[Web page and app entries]
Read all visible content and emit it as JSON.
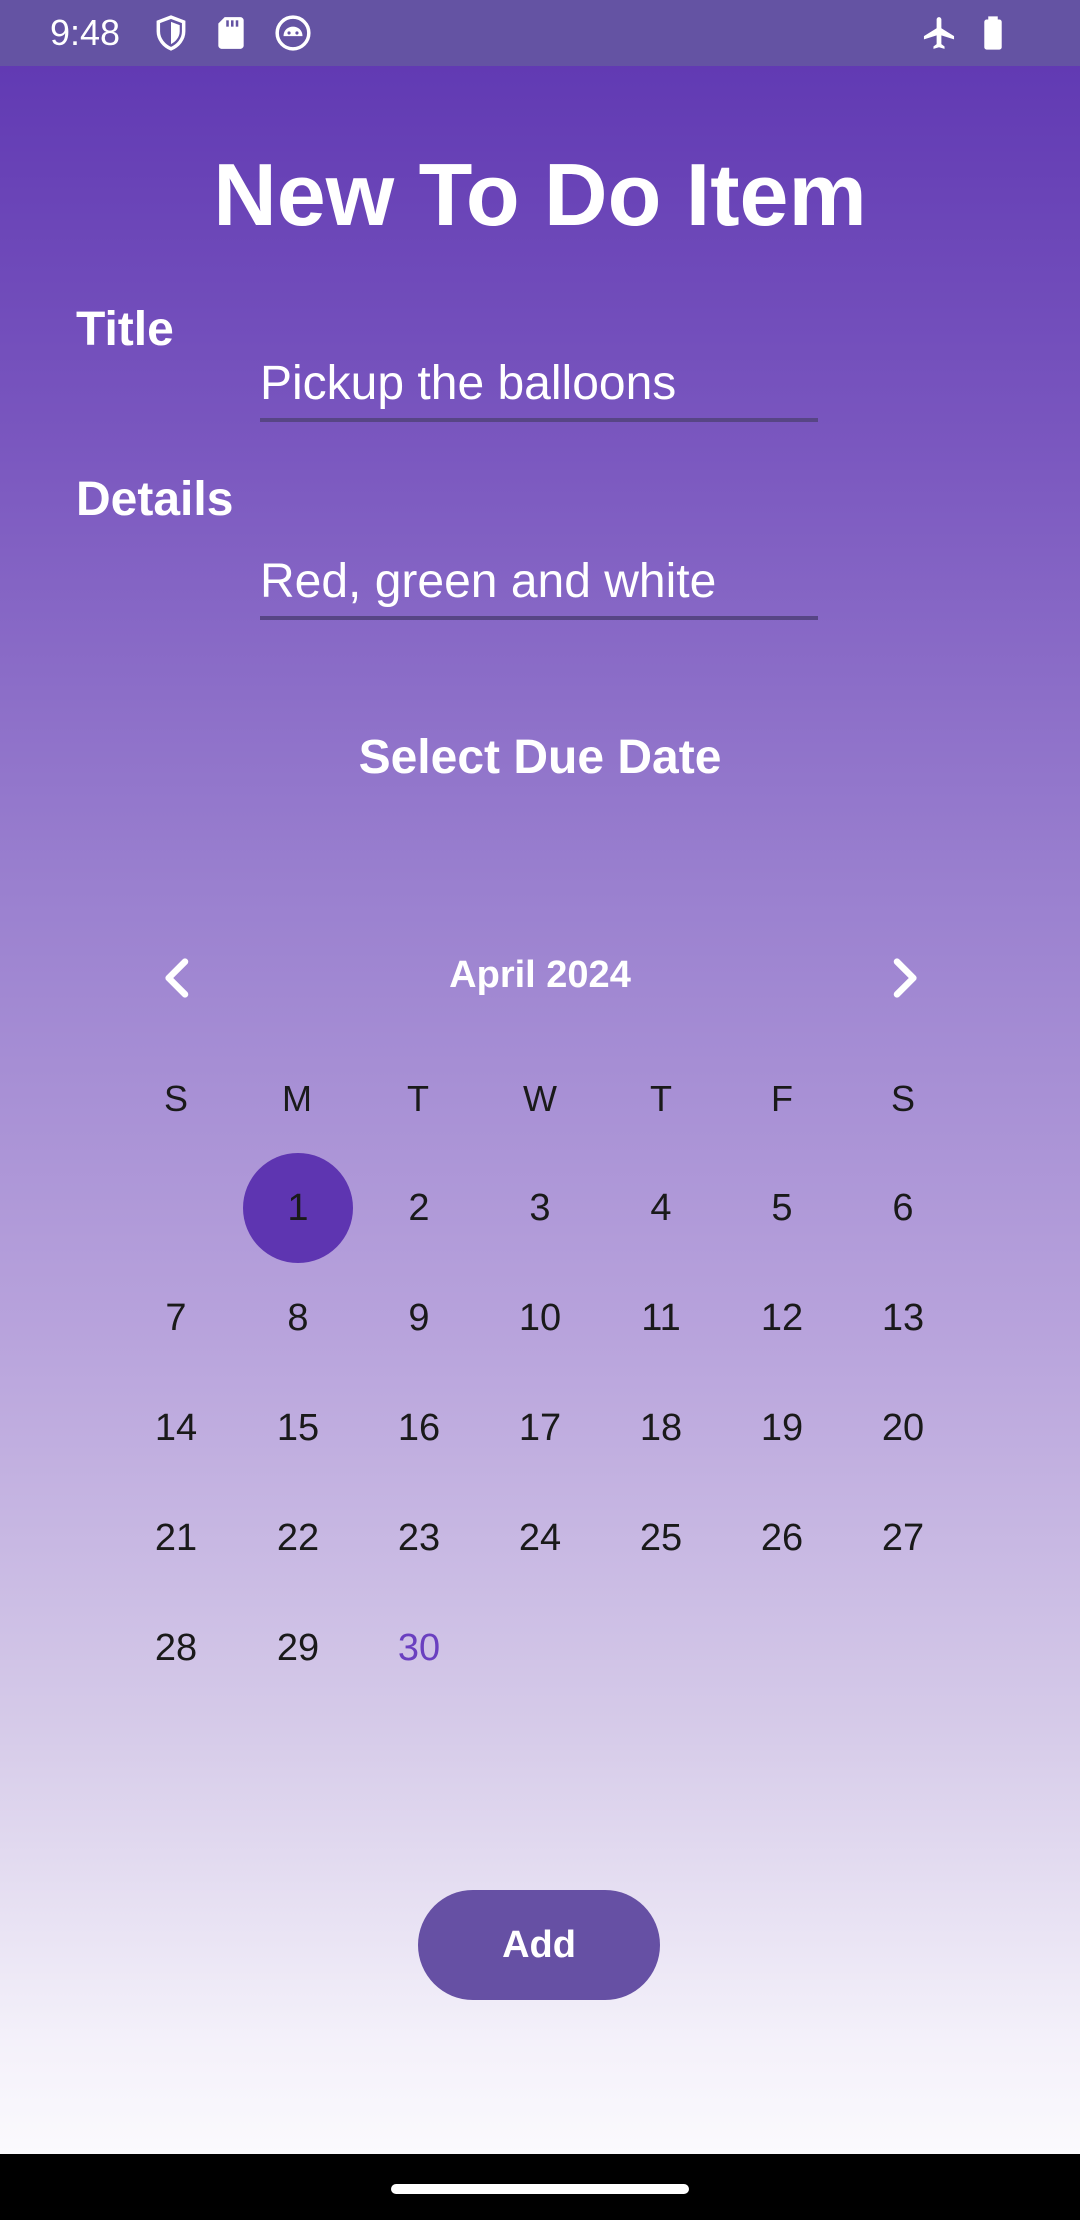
{
  "status_bar": {
    "time": "9:48",
    "left_icons": [
      "shield-icon",
      "sd-card-icon",
      "android-face-icon"
    ],
    "right_icons": [
      "airplane-mode-icon",
      "battery-icon"
    ]
  },
  "page": {
    "title": "New To Do Item"
  },
  "form": {
    "title_label": "Title",
    "title_value": "Pickup the balloons",
    "details_label": "Details",
    "details_value": "Red, green and white"
  },
  "due_date": {
    "section_label": "Select Due Date",
    "month_label": "April 2024",
    "prev_icon": "chevron-left-icon",
    "next_icon": "chevron-right-icon",
    "weekdays": [
      "S",
      "M",
      "T",
      "W",
      "T",
      "F",
      "S"
    ],
    "days": [
      "1",
      "2",
      "3",
      "4",
      "5",
      "6",
      "7",
      "8",
      "9",
      "10",
      "11",
      "12",
      "13",
      "14",
      "15",
      "16",
      "17",
      "18",
      "19",
      "20",
      "21",
      "22",
      "23",
      "24",
      "25",
      "26",
      "27",
      "28",
      "29",
      "30"
    ],
    "selected_day": "1",
    "today_day": "30"
  },
  "actions": {
    "add_label": "Add"
  },
  "colors": {
    "accent": "#5e35b1",
    "button": "#6650a4",
    "today": "#6a3fc0"
  }
}
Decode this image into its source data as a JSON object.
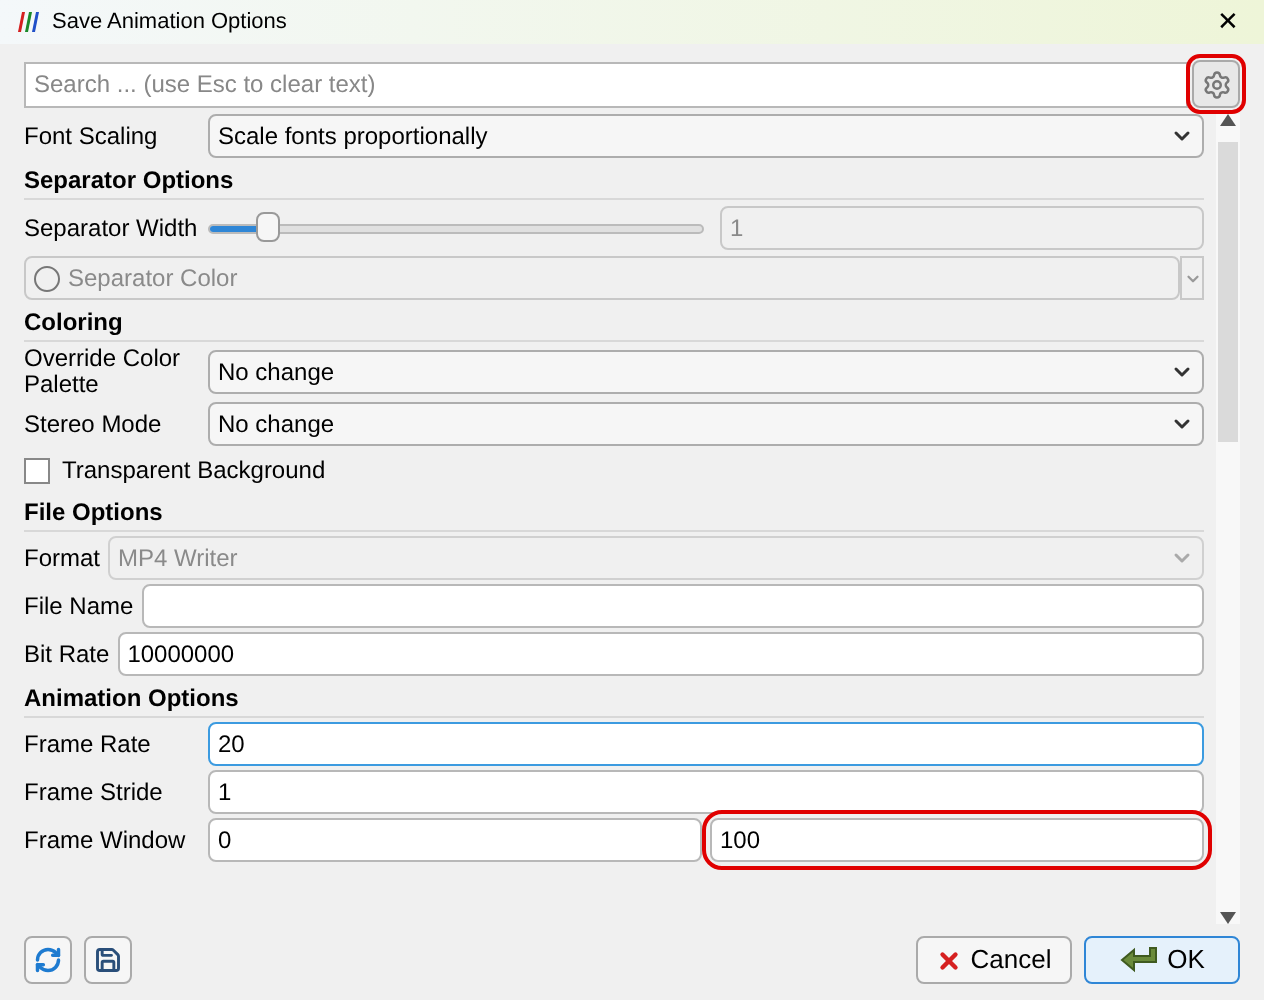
{
  "window": {
    "title": "Save Animation Options",
    "close": "✕"
  },
  "search": {
    "placeholder": "Search ... (use Esc to clear text)",
    "settings_highlighted": true
  },
  "rows": [
    {
      "kind": "combo",
      "label": "Font Scaling",
      "value": "Scale fonts proportionally",
      "disabled": false
    },
    {
      "kind": "header",
      "label": "Separator Options"
    },
    {
      "kind": "slider",
      "label": "Separator Width",
      "level": 0.12,
      "value": "1"
    },
    {
      "kind": "color",
      "label": "Separator Color"
    },
    {
      "kind": "header",
      "label": "Coloring"
    },
    {
      "kind": "combo",
      "label": "Override Color Palette",
      "value": "No change",
      "disabled": false
    },
    {
      "kind": "combo",
      "label": "Stereo Mode",
      "value": "No change",
      "disabled": false
    },
    {
      "kind": "checkbox",
      "label": "Transparent Background",
      "checked": false
    },
    {
      "kind": "header",
      "label": "File Options"
    },
    {
      "kind": "combo",
      "label": "Format",
      "value": "MP4 Writer",
      "disabled": true
    },
    {
      "kind": "text",
      "label": "File Name",
      "values": [
        {
          "focused": false,
          "highlighted": false
        }
      ]
    },
    {
      "kind": "text",
      "label": "Bit Rate",
      "values": [
        {
          "value": "10000000",
          "focused": false,
          "highlighted": false
        }
      ]
    },
    {
      "kind": "header",
      "label": "Animation Options"
    },
    {
      "kind": "text",
      "label": "Frame Rate",
      "values": [
        {
          "value": "20",
          "focused": true,
          "highlighted": false
        }
      ]
    },
    {
      "kind": "text",
      "label": "Frame Stride",
      "values": [
        {
          "value": "1",
          "focused": false,
          "highlighted": false
        }
      ]
    },
    {
      "kind": "text",
      "label": "Frame Window",
      "values": [
        {
          "value": "0",
          "focused": false,
          "highlighted": false
        },
        {
          "value": "100",
          "focused": false,
          "highlighted": true
        }
      ]
    }
  ],
  "buttons": [
    {
      "label": "Cancel",
      "kind": "cancel",
      "default": false
    },
    {
      "label": "OK",
      "kind": "ok",
      "default": true
    }
  ]
}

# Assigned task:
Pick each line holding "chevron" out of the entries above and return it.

# Output of the exercise:
    "prev_icon": "chevron-left-icon",
    "next_icon": "chevron-right-icon",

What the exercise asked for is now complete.